Hypersonics Capability Center: Northrop Grumman's next step beyond Mach 5
SpaceX launches 22 additional Starlink satellites
Organic molecules in Martian crater help to reconstruct planet's history
InSight study finds Mars is spinning faster
Ingenuity flies again after unscheduled landing
A frosty anniversary weekend for Curiosity: Sols 3909-3911
China to launch "Innovation X Scientific Flight" program, applications open worldwide
Scientists reveal blueprint of China's lunar water-ice probe mission
Shenzhou 15 crew share memorable moments from Tiangong Station mission
China's Space Station Opens Doors to Global Scientific Community
Eutelsat and Thaicom to partner for new software-defined satellite over Asia|
Astra Space optimizes workforce to support sustainable long-term business plan
AVS leverages optimum coverage of EUTELSAT 65 West A satellite over Brazil
US storms, natural disasters push up insurance costs: Swiss Re
Deep Space communications to get a laser boost
Solestial's Tech to Power Atomos's OTVs
Recycling parts for life on the Moon
UTokyo unfolds the 'Future Window' dream
Chemical contamination on International Space Station is out of this world
New exoplanet discovery builds better understanding of planet formation
Violent Atmosphere Gives Rare Look at Early Planetary Life
Using cosmic weather to study which worlds could support life
Looking for Light with New Horizons
James Webb Space Telescope sees Jupiter moons in a new light
NASA's Juno Is Getting Ever Closer to Jupiter's Moon Io
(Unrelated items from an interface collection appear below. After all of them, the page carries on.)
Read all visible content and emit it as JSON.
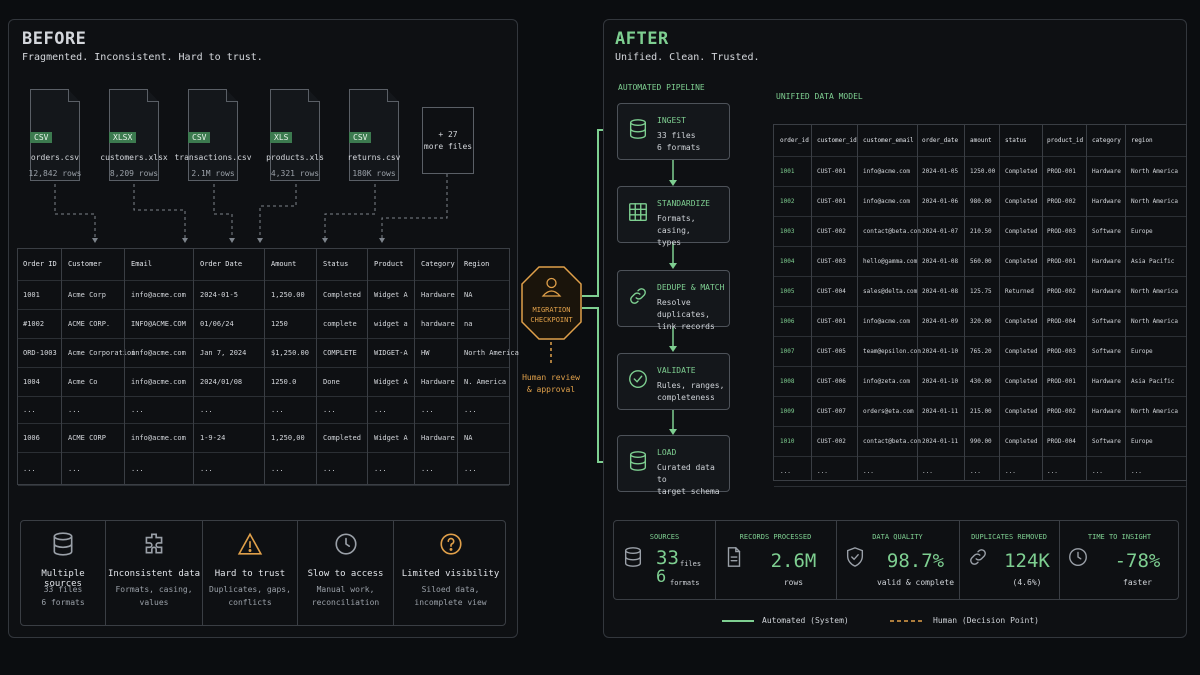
{
  "before": {
    "title": "BEFORE",
    "subtitle": "Fragmented. Inconsistent. Hard to trust.",
    "files": [
      {
        "badge": "CSV",
        "name": "orders.csv",
        "rows": "12,842 rows"
      },
      {
        "badge": "XLSX",
        "name": "customers.xlsx",
        "rows": "8,209 rows"
      },
      {
        "badge": "CSV",
        "name": "transactions.csv",
        "rows": "2.1M rows"
      },
      {
        "badge": "XLS",
        "name": "products.xls",
        "rows": "4,321 rows"
      },
      {
        "badge": "CSV",
        "name": "returns.csv",
        "rows": "180K rows"
      }
    ],
    "more_files": {
      "count": "+ 27",
      "label": "more files"
    },
    "table": {
      "headers": [
        "Order ID",
        "Customer",
        "Email",
        "Order Date",
        "Amount",
        "Status",
        "Product",
        "Category",
        "Region"
      ],
      "rows": [
        [
          "1001",
          "Acme Corp",
          "info@acme.com",
          "2024-01-5",
          "1,250.00",
          "Completed",
          "Widget A",
          "Hardware",
          "NA"
        ],
        [
          "#1002",
          "ACME CORP.",
          "INFO@ACME.COM",
          "01/06/24",
          "1250",
          "complete",
          "widget a",
          "hardware",
          "na"
        ],
        [
          "ORD-1003",
          "Acme Corporation",
          "info@acme.com",
          "Jan 7, 2024",
          "$1,250.00",
          "COMPLETE",
          "WIDGET-A",
          "HW",
          "North America"
        ],
        [
          "1004",
          "Acme  Co",
          "info@acme.com",
          "2024/01/08",
          "1250.0",
          "Done",
          "Widget A",
          "Hardware",
          "N. America"
        ],
        [
          "...",
          "...",
          "...",
          "...",
          "...",
          "...",
          "...",
          "...",
          "..."
        ],
        [
          "1006",
          "ACME CORP",
          "info@acme.com",
          "1-9-24",
          "1,250,00",
          "Completed",
          "Widget A",
          "Hardware",
          "NA"
        ],
        [
          "...",
          "...",
          "...",
          "...",
          "...",
          "...",
          "...",
          "...",
          "..."
        ]
      ]
    },
    "pains": [
      {
        "icon": "database-icon",
        "title": "Multiple sources",
        "l1": "33 files",
        "l2": "6 formats"
      },
      {
        "icon": "puzzle-icon",
        "title": "Inconsistent data",
        "l1": "Formats, casing,",
        "l2": "values"
      },
      {
        "icon": "warning-icon",
        "title": "Hard to trust",
        "l1": "Duplicates, gaps,",
        "l2": "conflicts"
      },
      {
        "icon": "clock-icon",
        "title": "Slow to access",
        "l1": "Manual work,",
        "l2": "reconciliation"
      },
      {
        "icon": "question-icon",
        "title": "Limited visibility",
        "l1": "Siloed data,",
        "l2": "incomplete view"
      }
    ]
  },
  "checkpoint": {
    "line1": "MIGRATION",
    "line2": "CHECKPOINT",
    "note1": "Human review",
    "note2": "& approval"
  },
  "after": {
    "title": "AFTER",
    "subtitle": "Unified. Clean. Trusted.",
    "pipeline_label": "AUTOMATED PIPELINE",
    "model_label": "UNIFIED DATA MODEL",
    "steps": [
      {
        "icon": "database-icon",
        "title": "INGEST",
        "d1": "33 files",
        "d2": "6 formats"
      },
      {
        "icon": "table-icon",
        "title": "STANDARDIZE",
        "d1": "Formats, casing,",
        "d2": "types"
      },
      {
        "icon": "link-icon",
        "title": "DEDUPE & MATCH",
        "d1": "Resolve duplicates,",
        "d2": "link records"
      },
      {
        "icon": "check-circle-icon",
        "title": "VALIDATE",
        "d1": "Rules, ranges,",
        "d2": "completeness"
      },
      {
        "icon": "database-icon",
        "title": "LOAD",
        "d1": "Curated data to",
        "d2": "target schema"
      }
    ],
    "table": {
      "headers": [
        "order_id",
        "customer_id",
        "customer_email",
        "order_date",
        "amount",
        "status",
        "product_id",
        "category",
        "region"
      ],
      "rows": [
        [
          "1001",
          "CUST-001",
          "info@acme.com",
          "2024-01-05",
          "1250.00",
          "Completed",
          "PROD-001",
          "Hardware",
          "North America"
        ],
        [
          "1002",
          "CUST-001",
          "info@acme.com",
          "2024-01-06",
          "980.00",
          "Completed",
          "PROD-002",
          "Hardware",
          "North America"
        ],
        [
          "1003",
          "CUST-002",
          "contact@beta.com",
          "2024-01-07",
          "210.50",
          "Completed",
          "PROD-003",
          "Software",
          "Europe"
        ],
        [
          "1004",
          "CUST-003",
          "hello@gamma.com",
          "2024-01-08",
          "560.00",
          "Completed",
          "PROD-001",
          "Hardware",
          "Asia Pacific"
        ],
        [
          "1005",
          "CUST-004",
          "sales@delta.com",
          "2024-01-08",
          "125.75",
          "Returned",
          "PROD-002",
          "Hardware",
          "North America"
        ],
        [
          "1006",
          "CUST-001",
          "info@acme.com",
          "2024-01-09",
          "320.00",
          "Completed",
          "PROD-004",
          "Software",
          "North America"
        ],
        [
          "1007",
          "CUST-005",
          "team@epsilon.com",
          "2024-01-10",
          "765.20",
          "Completed",
          "PROD-003",
          "Software",
          "Europe"
        ],
        [
          "1008",
          "CUST-006",
          "info@zeta.com",
          "2024-01-10",
          "430.00",
          "Completed",
          "PROD-001",
          "Hardware",
          "Asia Pacific"
        ],
        [
          "1009",
          "CUST-007",
          "orders@eta.com",
          "2024-01-11",
          "215.00",
          "Completed",
          "PROD-002",
          "Hardware",
          "North America"
        ],
        [
          "1010",
          "CUST-002",
          "contact@beta.com",
          "2024-01-11",
          "990.00",
          "Completed",
          "PROD-004",
          "Software",
          "Europe"
        ],
        [
          "...",
          "...",
          "...",
          "...",
          "...",
          "...",
          "...",
          "...",
          "..."
        ]
      ]
    },
    "stats": [
      {
        "icon": "database-icon",
        "label": "SOURCES",
        "v1": "33",
        "s1": "files",
        "v2": "6",
        "s2": "formats"
      },
      {
        "icon": "document-icon",
        "label": "RECORDS PROCESSED",
        "value": "2.6M",
        "sub": "rows"
      },
      {
        "icon": "shield-check-icon",
        "label": "DATA QUALITY",
        "value": "98.7%",
        "sub": "valid & complete"
      },
      {
        "icon": "link-icon",
        "label": "DUPLICATES REMOVED",
        "value": "124K",
        "sub": "(4.6%)"
      },
      {
        "icon": "clock-icon",
        "label": "TIME TO INSIGHT",
        "value": "-78%",
        "sub": "faster"
      }
    ],
    "legend": {
      "automated": "Automated (System)",
      "human": "Human (Decision Point)"
    }
  },
  "colors": {
    "accent": "#7ecf91",
    "human": "#e0a04a",
    "border": "#3a3e44"
  }
}
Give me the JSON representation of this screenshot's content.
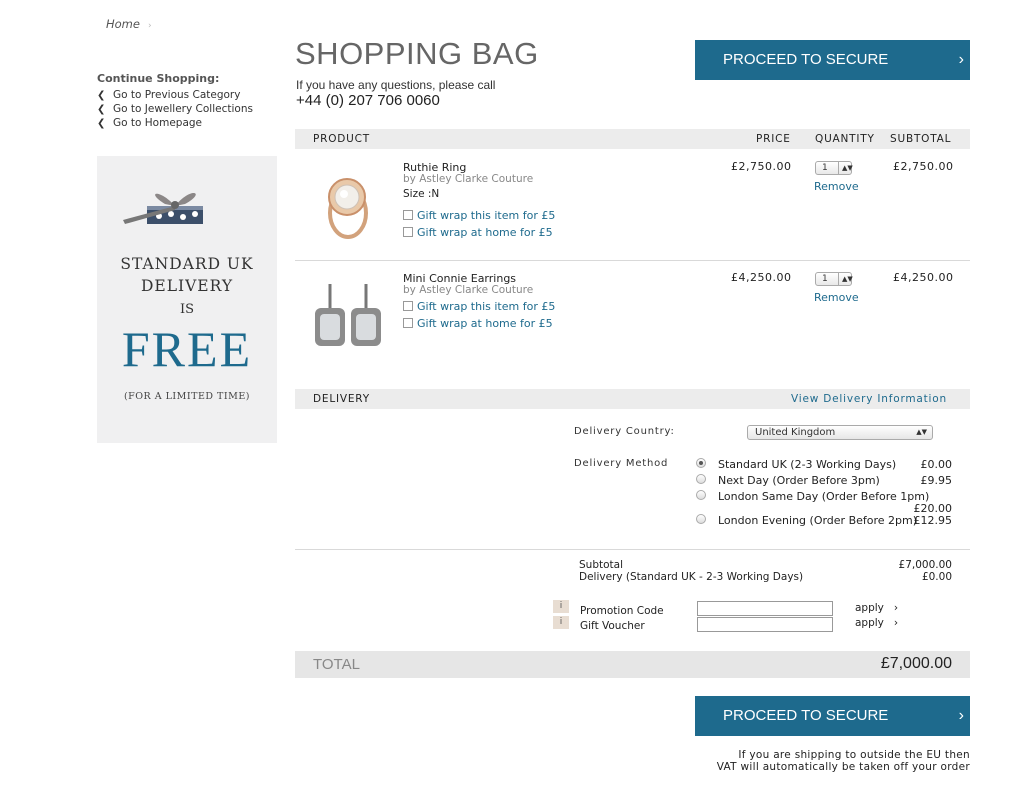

SwRI team identifies giant swirling waves at the edge of Jupiter's magnetosphere
|Subscribe Free To Our Daily Newsletters|